Friday, 24 April 2009

SQL 2008 SP1 - a must have!

Some time ago I installed SQL 2008 on a VPC which was also running MOSS and PerformancePoint.  Soon enough the VPC started to run out of memory.  I tore my hair out for a few days because nothing I did made a good dent in the problem.  

Till I found the silver bullet.

Consistently SSAS was high on the list of memory-hungry services - plateauing around the 500Mb mark.  Yeah, that's a lot.  With only a couple of cubes and no queries running it did seem to be hugely excessive. 

What to do?  Install SP1.

That's it.

Usage dropped down to somewhere around 30-80Mb.  Much more memory friendly!

Interestingly, of the many bug fixes included, in SP1 (full list),  a memory leak in SSAS is not one of them! 

Thursday, 9 April 2009

TSQL: Truncating Datetime

It crops up all the time.  You have a datetime column.  In your select, you don't care about the time, you only care about the date because you want to group all records for a particular date, for example.  So what's the quickest way to go about it?

Well let's start with the options...
  2. FLOOR
If you are using SQL 2008, you could add another option and CAST to DATE.  Perfect if the recipient of the data will accept it.  I'm gonna assume however, as is most likely at this point in time, that you aren't using SQL 2008 yet as that does seem to still be the case in most organisations.  I'm also going to assume that you need to return a datetime.

So, to option 1: CONVERT.

A popular choice because it's easily readable.  Let me give you an example.

CAST((CONVERT(varchar(11),getdate(),120)) as DATETIME)
This will return 2009-04-09 00:00:00.000

Option 2:  FLOOR

Returns 2009-04-09 00:00:00.000

Obviously faster than convert because we aren't working with any strings.

Option 3: DATEADD

DATEADD(dd, DATEDIFF(dd, 0 getdate()), 0)
Returns 2009-04-09 00:00:00.000 (shock horror!)

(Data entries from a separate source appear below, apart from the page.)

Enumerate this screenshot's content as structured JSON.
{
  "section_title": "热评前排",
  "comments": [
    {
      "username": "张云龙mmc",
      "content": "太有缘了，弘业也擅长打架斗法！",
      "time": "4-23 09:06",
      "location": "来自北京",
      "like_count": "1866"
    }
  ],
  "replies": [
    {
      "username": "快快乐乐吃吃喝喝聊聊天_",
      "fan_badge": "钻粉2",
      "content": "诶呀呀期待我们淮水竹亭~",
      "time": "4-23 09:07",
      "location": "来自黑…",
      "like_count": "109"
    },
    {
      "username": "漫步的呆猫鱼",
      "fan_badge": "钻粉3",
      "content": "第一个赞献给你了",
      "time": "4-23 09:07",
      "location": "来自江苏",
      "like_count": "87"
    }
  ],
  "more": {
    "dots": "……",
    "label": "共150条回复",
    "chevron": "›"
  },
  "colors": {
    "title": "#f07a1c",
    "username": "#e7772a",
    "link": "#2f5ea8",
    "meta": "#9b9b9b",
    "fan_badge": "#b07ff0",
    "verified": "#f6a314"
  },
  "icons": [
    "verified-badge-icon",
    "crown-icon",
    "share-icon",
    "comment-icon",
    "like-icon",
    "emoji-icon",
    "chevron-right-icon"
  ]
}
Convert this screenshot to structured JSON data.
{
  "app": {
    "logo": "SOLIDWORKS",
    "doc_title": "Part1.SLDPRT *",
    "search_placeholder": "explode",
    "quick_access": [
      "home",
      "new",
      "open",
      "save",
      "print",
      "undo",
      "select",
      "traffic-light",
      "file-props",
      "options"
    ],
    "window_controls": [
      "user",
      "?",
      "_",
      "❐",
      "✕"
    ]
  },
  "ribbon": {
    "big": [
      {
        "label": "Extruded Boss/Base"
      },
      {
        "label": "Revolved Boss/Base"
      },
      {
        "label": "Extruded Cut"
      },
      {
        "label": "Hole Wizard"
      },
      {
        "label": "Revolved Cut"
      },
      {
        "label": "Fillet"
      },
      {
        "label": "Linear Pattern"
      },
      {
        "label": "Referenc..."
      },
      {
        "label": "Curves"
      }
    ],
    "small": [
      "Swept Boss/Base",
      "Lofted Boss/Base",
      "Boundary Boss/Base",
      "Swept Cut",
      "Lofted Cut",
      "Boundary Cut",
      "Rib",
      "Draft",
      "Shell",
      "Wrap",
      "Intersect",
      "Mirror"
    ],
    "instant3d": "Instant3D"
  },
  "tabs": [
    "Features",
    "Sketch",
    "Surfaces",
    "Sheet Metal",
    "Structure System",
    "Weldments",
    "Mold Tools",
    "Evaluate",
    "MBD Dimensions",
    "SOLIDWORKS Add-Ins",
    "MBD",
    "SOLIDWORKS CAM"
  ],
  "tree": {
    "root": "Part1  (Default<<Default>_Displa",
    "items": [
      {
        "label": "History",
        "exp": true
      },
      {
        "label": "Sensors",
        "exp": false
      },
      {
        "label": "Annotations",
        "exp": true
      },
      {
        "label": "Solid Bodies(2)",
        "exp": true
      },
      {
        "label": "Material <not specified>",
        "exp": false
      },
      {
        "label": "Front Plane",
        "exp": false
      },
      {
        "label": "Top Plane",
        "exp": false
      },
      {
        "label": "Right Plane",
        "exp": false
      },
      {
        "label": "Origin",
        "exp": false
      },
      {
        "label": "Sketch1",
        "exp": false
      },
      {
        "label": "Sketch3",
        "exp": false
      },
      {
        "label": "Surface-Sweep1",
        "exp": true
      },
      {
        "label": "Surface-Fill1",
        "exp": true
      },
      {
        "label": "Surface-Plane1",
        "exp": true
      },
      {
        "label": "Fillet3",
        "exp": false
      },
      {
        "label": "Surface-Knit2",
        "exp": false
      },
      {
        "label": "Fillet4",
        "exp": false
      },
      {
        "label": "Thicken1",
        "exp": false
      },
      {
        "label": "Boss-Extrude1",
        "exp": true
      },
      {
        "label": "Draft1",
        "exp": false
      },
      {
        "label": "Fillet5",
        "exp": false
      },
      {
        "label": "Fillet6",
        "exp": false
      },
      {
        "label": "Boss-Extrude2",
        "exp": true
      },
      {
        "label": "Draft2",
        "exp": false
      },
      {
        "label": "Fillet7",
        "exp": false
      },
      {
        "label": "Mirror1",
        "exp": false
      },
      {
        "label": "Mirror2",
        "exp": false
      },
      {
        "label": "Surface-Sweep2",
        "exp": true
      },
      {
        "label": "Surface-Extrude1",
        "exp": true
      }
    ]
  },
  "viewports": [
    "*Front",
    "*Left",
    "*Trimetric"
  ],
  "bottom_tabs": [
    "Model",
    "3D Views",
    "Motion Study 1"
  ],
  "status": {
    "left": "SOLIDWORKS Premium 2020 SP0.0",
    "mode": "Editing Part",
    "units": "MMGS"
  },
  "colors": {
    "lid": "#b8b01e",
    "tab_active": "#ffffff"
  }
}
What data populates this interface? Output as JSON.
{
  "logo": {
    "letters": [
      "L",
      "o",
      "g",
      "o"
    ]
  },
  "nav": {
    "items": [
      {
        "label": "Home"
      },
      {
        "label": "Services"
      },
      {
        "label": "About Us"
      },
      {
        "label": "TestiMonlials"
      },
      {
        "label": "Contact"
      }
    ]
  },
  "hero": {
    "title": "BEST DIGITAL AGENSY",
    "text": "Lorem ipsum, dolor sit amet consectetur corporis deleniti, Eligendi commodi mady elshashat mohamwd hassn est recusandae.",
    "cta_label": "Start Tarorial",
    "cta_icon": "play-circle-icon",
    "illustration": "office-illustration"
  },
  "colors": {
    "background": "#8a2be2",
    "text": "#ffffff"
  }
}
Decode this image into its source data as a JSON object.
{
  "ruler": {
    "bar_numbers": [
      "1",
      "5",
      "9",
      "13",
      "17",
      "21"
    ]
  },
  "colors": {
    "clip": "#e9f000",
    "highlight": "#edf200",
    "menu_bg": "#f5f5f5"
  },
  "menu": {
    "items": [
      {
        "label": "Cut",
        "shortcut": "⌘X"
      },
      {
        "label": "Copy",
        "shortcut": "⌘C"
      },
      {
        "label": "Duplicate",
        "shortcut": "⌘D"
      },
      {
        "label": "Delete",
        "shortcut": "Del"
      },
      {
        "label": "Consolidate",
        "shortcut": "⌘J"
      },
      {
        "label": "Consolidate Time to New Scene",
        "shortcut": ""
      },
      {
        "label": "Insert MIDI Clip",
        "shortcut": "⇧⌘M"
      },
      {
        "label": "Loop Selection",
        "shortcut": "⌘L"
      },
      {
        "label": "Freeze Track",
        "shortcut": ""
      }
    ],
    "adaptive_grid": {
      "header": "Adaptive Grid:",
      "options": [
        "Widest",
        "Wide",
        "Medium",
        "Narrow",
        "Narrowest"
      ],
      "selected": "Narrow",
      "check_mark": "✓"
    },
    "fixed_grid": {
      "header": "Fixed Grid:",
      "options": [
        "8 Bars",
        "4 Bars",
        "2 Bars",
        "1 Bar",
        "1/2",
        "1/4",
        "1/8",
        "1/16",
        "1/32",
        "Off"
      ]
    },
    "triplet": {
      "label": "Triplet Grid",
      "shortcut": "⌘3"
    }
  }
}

Guess what?  This version is even faster again because we don't have any conversion to do at all.

To what degree are these options faster?

Well, a quick test by plonking a million records into a temp table which contains only a datetime column showed my execution times to be fairly similar but my CPU times  were increasingly quicker.

CONVERT - 1591
FLOOR - 434

The convert is horrible obviously and should never be considered even at the expense of readability.  Clearly there's not a vast difference between FLOOR and DATEADD but I guess I like the DATEADD method for it's lack of conversion as well as it's performance gain, however small.  It just seems cleaner to me.